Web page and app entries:

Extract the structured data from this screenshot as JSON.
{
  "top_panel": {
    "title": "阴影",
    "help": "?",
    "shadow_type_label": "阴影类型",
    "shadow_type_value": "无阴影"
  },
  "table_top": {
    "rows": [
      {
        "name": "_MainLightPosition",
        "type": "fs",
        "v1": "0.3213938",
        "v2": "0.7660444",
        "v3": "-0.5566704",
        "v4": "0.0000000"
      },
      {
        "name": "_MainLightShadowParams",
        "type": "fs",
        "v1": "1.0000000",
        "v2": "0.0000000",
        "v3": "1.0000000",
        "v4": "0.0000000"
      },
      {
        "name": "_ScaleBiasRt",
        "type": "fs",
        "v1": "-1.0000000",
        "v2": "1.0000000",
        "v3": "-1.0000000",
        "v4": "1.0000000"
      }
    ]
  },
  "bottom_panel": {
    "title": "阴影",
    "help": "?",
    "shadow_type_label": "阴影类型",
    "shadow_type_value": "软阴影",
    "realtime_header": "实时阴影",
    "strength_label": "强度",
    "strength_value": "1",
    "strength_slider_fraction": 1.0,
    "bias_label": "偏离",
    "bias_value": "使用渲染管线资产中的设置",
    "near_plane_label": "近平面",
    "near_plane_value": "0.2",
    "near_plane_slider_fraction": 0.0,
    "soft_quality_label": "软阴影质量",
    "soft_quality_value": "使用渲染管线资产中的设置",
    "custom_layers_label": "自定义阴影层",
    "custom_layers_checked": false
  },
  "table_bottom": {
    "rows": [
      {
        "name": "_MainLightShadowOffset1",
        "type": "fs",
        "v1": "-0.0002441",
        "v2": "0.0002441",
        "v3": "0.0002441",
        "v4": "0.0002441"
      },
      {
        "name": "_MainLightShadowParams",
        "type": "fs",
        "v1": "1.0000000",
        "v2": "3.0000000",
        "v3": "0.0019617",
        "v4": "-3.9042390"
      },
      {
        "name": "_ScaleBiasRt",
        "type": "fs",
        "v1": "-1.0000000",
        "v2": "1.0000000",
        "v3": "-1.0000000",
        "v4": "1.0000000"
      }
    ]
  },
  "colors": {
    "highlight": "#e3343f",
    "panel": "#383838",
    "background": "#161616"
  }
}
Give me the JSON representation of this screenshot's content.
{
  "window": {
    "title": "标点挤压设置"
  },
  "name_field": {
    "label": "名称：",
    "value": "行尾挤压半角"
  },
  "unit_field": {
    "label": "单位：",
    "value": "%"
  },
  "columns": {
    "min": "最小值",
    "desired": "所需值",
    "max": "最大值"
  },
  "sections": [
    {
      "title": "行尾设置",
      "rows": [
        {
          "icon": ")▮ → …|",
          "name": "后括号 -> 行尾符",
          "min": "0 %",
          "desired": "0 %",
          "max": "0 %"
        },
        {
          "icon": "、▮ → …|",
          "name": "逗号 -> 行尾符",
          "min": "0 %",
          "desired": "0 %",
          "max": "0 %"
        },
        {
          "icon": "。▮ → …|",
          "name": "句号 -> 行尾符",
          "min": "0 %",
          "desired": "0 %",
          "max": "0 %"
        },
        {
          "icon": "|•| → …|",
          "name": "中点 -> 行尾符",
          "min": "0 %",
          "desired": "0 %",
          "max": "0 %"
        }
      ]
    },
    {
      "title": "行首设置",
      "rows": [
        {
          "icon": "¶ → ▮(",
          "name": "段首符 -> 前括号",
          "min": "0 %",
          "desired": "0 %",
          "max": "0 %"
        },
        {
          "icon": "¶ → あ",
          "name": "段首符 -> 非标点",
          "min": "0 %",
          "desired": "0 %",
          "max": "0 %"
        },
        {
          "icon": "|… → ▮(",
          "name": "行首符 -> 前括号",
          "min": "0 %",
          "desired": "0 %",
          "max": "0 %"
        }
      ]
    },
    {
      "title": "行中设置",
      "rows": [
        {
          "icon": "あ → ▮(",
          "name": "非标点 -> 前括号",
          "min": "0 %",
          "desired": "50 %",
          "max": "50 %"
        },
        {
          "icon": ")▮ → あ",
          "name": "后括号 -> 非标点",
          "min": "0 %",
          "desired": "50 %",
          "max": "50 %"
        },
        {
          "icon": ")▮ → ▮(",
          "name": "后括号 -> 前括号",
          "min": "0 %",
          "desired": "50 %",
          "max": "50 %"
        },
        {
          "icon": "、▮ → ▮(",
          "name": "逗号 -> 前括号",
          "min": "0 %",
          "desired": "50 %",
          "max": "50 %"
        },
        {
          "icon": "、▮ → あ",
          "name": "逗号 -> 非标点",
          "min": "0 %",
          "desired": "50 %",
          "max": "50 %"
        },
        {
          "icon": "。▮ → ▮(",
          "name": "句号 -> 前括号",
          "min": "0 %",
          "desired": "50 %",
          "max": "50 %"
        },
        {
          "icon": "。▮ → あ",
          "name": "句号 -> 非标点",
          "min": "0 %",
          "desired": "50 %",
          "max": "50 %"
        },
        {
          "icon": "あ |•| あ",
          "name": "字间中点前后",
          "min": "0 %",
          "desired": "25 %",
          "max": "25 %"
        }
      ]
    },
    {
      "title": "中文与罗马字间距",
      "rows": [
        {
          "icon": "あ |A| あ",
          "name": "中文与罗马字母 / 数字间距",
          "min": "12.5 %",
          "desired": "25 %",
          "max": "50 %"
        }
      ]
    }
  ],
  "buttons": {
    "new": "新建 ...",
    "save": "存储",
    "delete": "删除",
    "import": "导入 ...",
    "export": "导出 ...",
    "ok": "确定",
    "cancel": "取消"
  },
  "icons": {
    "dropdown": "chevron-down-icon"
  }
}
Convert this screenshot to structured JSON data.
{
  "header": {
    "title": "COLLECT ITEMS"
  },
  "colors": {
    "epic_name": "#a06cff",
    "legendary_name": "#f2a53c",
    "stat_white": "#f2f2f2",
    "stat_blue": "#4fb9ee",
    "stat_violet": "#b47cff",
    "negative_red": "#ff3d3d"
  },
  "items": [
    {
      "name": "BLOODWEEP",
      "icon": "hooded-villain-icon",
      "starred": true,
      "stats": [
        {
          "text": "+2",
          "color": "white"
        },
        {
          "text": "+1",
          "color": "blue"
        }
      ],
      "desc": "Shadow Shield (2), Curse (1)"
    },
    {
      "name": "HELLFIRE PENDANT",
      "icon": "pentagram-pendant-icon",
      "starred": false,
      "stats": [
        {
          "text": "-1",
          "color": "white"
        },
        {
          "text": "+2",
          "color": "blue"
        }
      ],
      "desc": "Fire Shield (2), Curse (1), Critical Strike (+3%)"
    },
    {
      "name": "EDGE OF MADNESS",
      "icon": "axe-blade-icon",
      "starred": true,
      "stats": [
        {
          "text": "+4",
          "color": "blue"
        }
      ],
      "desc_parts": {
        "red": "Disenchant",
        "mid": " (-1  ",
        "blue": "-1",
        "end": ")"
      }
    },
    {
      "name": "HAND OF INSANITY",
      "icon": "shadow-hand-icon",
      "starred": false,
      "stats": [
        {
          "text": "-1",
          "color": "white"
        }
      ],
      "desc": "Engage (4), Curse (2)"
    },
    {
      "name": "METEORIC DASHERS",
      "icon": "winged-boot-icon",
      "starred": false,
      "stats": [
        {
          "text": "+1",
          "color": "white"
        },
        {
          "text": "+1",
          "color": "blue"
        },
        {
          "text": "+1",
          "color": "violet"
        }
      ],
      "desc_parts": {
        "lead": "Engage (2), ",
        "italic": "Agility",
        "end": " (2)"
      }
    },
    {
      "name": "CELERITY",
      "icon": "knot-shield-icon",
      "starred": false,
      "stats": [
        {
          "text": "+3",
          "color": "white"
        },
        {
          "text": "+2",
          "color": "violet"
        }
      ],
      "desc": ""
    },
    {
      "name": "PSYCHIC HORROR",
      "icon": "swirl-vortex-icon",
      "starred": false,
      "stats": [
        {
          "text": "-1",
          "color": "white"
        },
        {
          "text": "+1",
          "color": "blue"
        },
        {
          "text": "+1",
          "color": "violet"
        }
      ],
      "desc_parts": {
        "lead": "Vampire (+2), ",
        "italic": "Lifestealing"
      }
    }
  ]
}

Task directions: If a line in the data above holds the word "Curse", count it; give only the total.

Result for this task: 3